The old Style Council song “Walls Come Tumbling Down” has been running through my head all week as we watch the commemorative landscape of Richmond being re-made in real time:
Are you gonna try to make this work
Or spend your days down in the dirt
You see things can change
Yes and walls can come tumbling down
“Walls Come Tumbling Down” captures the heady optimism of an era when music seemed the way to right the wrongs of the world, from apartheid in South Africa to famine. But it also expresses the dizzying sense of change when structures that stood for so long they seemed eternal suddenly collapse under the weight of public protest.
Such was the case this week, when J.E.B. Stuart, the last of the Confederate tribute statutes on city-owned property in Richmond was removed, leaving only Robert E. Lee looming over Monument Avenue, a lonely general in search of his departed comrades. For now, the pedestals are empty, a reminder that what once stood there is no more.
But what should come next? Who should be commemorated in the absence of Stuart and his comrades? Richmond has already moved to reshape its commemorative landscape, recently adding Kehinde Wiley’s “Rumors of War” at the Virginia Museum of Fine Arts. In 2017, the city unveiled a statue of Maggie Walker, an entrepreneur and civic leader who was the first Black woman to found a bank.
President Trump has his own ideas, announcing plans for a National Garden of American Heroes that would include what historian Karen Cox termed a “random” selection of figures from across American history, including Davy Crockett, Martin Luther King, Jr., Supreme Court Justice Antonin Scalia, Susan B. Anthony, General George S. Patton, evangelist Billy Graham, Harriet Tubman, the Wright brothers, Frederick Douglas, and a trifecta of already much-memorialized Virginia-born presidents: George Washington, Thomas Jefferson, and James Madison, as well as first lady Dolley Madison.
Arkansas-based Walmart announced that it would cover the cost of replacing that state’s two Confederate-linked statues in the U.S. Capitol’s Statutory Hall with statues of Civil Rights activist Daisy Bates, who was an advisor to the Little Rock Nine, and Johnny Cash. In Tennessee, there’s a petition drive underway to replace the state’s Confederate statues with statues of Dolly Parton. Some have suggested that empty pedestals, or public art spaces, are more appropriate ways to contemplate both racism’s legacy and a hopefully less racist future.

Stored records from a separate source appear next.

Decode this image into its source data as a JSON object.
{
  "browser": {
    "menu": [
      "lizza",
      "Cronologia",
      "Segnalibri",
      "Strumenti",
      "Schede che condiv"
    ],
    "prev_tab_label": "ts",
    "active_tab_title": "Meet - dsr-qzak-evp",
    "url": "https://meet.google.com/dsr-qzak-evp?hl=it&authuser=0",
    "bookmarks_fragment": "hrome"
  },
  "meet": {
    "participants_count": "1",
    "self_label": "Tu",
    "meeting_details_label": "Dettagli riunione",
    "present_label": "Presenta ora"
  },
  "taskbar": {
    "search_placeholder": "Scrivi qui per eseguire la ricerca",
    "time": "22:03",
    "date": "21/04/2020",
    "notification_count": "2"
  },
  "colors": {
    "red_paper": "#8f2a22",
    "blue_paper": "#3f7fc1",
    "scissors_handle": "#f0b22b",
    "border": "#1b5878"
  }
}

Encyclopedia Virginia would like to know what you think. Who would you memorialize in Virginia to better reflect the state’s inclusive history? Which individuals, or movements, or communities are worthy of commemoration and how should they be commemorated? Reply in the comments below or to firstname.lastname@example.org.